# TASK TO COMPLETE
Print every entry again, precisely as written.

[Extracted records]
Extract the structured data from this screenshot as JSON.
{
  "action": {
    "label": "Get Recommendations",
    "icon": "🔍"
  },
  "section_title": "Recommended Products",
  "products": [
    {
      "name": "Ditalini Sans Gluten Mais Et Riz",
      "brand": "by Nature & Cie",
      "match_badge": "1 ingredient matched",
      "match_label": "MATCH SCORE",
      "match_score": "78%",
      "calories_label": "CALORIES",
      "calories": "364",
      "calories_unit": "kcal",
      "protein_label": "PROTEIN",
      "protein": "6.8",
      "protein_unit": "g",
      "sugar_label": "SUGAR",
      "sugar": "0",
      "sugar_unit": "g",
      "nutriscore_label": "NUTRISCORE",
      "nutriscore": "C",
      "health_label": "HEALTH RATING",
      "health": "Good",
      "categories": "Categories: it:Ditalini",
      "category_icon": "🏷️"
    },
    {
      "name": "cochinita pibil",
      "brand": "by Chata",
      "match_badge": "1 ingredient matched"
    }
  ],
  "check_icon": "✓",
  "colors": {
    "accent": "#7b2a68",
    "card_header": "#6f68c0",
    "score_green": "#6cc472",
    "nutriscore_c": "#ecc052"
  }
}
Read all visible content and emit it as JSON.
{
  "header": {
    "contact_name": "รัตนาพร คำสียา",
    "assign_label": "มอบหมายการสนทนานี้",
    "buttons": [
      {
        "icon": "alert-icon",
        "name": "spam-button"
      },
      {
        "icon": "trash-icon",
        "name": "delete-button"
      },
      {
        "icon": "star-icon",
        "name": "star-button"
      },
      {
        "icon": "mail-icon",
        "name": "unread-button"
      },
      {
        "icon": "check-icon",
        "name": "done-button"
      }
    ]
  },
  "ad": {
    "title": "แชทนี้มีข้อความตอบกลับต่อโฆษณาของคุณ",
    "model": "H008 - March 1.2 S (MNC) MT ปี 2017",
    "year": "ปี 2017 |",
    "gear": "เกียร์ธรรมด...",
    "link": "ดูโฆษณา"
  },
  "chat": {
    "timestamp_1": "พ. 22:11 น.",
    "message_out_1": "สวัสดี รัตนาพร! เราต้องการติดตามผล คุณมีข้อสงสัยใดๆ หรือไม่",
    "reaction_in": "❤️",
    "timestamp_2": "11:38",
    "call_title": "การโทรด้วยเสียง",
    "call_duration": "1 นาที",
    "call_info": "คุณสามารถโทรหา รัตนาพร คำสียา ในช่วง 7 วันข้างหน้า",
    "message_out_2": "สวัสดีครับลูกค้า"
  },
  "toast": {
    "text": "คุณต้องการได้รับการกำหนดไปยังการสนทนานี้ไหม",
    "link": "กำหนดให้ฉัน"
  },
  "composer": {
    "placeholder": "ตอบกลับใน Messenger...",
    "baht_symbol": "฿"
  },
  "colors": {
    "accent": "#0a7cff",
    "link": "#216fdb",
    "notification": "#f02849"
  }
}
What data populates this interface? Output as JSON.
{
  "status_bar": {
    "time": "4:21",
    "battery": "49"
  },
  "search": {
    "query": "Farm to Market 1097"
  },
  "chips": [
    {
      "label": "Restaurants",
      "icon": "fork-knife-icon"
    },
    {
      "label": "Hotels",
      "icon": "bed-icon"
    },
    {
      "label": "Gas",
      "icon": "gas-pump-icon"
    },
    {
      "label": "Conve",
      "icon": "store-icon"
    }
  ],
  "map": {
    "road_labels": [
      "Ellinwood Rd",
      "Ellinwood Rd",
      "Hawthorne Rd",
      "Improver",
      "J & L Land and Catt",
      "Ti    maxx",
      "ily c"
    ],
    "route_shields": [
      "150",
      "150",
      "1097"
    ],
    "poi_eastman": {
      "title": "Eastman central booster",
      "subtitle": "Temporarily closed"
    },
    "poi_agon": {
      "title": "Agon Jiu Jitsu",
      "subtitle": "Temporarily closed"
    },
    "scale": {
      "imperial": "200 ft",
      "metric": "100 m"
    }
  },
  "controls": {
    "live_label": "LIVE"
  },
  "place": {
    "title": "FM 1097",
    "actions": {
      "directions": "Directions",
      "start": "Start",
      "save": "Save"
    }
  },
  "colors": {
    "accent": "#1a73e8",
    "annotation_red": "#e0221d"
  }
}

# YOUR RESPONSE
Extract the structured data from this screenshot as JSON.
{
  "action": {
    "label": "Get Recommendations",
    "icon": "🔍"
  },
  "section_title": "Recommended Products",
  "products": [
    {
      "name": "Ditalini Sans Gluten Mais Et Riz",
      "brand": "by Nature & Cie",
      "match_badge": "1 ingredient matched",
      "match_label": "MATCH SCORE",
      "match_score": "78%",
      "calories_label": "CALORIES",
      "calories": "364",
      "calories_unit": "kcal",
      "protein_label": "PROTEIN",
      "protein": "6.8",
      "protein_unit": "g",
      "sugar_label": "SUGAR",
      "sugar": "0",
      "sugar_unit": "g",
      "nutriscore_label": "NUTRISCORE",
      "nutriscore": "C",
      "health_label": "HEALTH RATING",
      "health": "Good",
      "categories": "Categories: it:Ditalini",
      "category_icon": "🏷️"
    },
    {
      "name": "cochinita pibil",
      "brand": "by Chata",
      "match_badge": "1 ingredient matched"
    }
  ],
  "check_icon": "✓",
  "colors": {
    "accent": "#7b2a68",
    "card_header": "#6f68c0",
    "score_green": "#6cc472",
    "nutriscore_c": "#ecc052"
  }
}
Read all visible content and emit it as JSON.
{
  "header": {
    "contact_name": "รัตนาพร คำสียา",
    "assign_label": "มอบหมายการสนทนานี้",
    "buttons": [
      {
        "icon": "alert-icon",
        "name": "spam-button"
      },
      {
        "icon": "trash-icon",
        "name": "delete-button"
      },
      {
        "icon": "star-icon",
        "name": "star-button"
      },
      {
        "icon": "mail-icon",
        "name": "unread-button"
      },
      {
        "icon": "check-icon",
        "name": "done-button"
      }
    ]
  },
  "ad": {
    "title": "แชทนี้มีข้อความตอบกลับต่อโฆษณาของคุณ",
    "model": "H008 - March 1.2 S (MNC) MT ปี 2017",
    "year": "ปี 2017 |",
    "gear": "เกียร์ธรรมด...",
    "link": "ดูโฆษณา"
  },
  "chat": {
    "timestamp_1": "พ. 22:11 น.",
    "message_out_1": "สวัสดี รัตนาพร! เราต้องการติดตามผล คุณมีข้อสงสัยใดๆ หรือไม่",
    "reaction_in": "❤️",
    "timestamp_2": "11:38",
    "call_title": "การโทรด้วยเสียง",
    "call_duration": "1 นาที",
    "call_info": "คุณสามารถโทรหา รัตนาพร คำสียา ในช่วง 7 วันข้างหน้า",
    "message_out_2": "สวัสดีครับลูกค้า"
  },
  "toast": {
    "text": "คุณต้องการได้รับการกำหนดไปยังการสนทนานี้ไหม",
    "link": "กำหนดให้ฉัน"
  },
  "composer": {
    "placeholder": "ตอบกลับใน Messenger...",
    "baht_symbol": "฿"
  },
  "colors": {
    "accent": "#0a7cff",
    "link": "#216fdb",
    "notification": "#f02849"
  }
}
What data populates this interface? Output as JSON.
{
  "status_bar": {
    "time": "4:21",
    "battery": "49"
  },
  "search": {
    "query": "Farm to Market 1097"
  },
  "chips": [
    {
      "label": "Restaurants",
      "icon": "fork-knife-icon"
    },
    {
      "label": "Hotels",
      "icon": "bed-icon"
    },
    {
      "label": "Gas",
      "icon": "gas-pump-icon"
    },
    {
      "label": "Conve",
      "icon": "store-icon"
    }
  ],
  "map": {
    "road_labels": [
      "Ellinwood Rd",
      "Ellinwood Rd",
      "Hawthorne Rd",
      "Improver",
      "J & L Land and Catt",
      "Ti    maxx",
      "ily c"
    ],
    "route_shields": [
      "150",
      "150",
      "1097"
    ],
    "poi_eastman": {
      "title": "Eastman central booster",
      "subtitle": "Temporarily closed"
    },
    "poi_agon": {
      "title": "Agon Jiu Jitsu",
      "subtitle": "Temporarily closed"
    },
    "scale": {
      "imperial": "200 ft",
      "metric": "100 m"
    }
  },
  "controls": {
    "live_label": "LIVE"
  },
  "place": {
    "title": "FM 1097",
    "actions": {
      "directions": "Directions",
      "start": "Start",
      "save": "Save"
    }
  },
  "colors": {
    "accent": "#1a73e8",
    "annotation_red": "#e0221d"
  }
}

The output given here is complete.